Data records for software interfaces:
________________________________________
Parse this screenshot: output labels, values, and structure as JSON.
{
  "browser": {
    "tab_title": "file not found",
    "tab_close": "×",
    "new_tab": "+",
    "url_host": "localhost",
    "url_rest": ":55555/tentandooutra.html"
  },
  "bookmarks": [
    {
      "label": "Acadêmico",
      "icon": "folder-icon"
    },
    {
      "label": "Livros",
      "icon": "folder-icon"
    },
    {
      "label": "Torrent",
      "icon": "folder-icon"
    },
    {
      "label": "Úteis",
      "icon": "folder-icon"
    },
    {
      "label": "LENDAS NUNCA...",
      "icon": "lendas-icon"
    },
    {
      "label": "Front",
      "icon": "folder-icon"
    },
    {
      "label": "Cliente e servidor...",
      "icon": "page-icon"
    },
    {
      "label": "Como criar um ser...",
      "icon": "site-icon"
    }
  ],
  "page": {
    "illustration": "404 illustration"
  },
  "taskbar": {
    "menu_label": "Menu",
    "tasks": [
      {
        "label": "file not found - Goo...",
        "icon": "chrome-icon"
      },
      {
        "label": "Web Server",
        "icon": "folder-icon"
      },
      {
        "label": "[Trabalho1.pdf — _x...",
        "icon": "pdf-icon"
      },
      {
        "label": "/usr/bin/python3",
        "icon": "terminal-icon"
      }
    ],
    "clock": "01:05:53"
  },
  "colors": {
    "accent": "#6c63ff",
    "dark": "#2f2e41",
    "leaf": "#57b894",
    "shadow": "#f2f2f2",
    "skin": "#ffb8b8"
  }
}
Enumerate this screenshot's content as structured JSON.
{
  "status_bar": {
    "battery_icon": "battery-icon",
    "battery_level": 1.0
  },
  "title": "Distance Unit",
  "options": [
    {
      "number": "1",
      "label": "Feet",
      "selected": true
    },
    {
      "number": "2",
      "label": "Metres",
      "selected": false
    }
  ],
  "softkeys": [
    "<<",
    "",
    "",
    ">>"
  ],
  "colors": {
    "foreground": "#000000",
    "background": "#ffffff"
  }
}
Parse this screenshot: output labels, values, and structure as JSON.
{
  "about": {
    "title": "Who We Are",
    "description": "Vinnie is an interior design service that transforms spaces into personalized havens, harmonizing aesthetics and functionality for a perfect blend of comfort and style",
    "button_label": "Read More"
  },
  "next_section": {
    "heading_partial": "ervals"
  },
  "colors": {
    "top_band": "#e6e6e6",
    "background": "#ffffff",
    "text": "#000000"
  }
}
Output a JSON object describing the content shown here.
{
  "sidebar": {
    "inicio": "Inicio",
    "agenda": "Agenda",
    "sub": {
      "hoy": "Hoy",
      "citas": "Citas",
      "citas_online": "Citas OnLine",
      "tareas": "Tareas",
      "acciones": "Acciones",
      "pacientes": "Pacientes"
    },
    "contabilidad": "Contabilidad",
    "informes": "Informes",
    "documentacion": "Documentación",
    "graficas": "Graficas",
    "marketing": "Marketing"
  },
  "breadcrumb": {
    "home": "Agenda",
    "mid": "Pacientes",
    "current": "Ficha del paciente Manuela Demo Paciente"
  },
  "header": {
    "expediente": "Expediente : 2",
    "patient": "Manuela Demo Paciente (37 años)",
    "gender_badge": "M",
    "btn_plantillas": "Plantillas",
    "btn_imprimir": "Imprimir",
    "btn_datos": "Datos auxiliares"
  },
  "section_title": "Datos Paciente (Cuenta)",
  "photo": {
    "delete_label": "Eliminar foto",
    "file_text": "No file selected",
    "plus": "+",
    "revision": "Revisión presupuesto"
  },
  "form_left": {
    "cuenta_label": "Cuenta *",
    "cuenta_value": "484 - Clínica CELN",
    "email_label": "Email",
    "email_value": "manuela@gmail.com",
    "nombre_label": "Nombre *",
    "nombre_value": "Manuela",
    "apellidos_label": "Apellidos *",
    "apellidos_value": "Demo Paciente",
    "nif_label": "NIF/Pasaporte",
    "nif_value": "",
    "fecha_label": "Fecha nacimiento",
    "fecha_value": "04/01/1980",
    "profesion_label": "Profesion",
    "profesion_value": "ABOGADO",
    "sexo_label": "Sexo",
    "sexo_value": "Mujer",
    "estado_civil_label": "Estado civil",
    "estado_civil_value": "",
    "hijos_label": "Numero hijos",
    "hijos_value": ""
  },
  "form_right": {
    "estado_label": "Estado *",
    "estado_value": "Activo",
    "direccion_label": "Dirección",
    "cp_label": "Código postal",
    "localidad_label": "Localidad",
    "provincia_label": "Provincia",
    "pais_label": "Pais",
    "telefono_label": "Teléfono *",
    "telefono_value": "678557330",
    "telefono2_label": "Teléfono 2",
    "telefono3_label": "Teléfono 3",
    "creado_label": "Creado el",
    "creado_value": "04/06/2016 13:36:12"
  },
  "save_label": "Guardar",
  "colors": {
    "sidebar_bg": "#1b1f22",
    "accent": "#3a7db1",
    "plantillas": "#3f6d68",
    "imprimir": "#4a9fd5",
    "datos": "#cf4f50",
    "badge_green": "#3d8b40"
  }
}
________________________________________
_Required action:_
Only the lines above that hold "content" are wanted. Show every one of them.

_Result below:_
Enumerate this screenshot's content as structured JSON.
Output a JSON object describing the content shown here.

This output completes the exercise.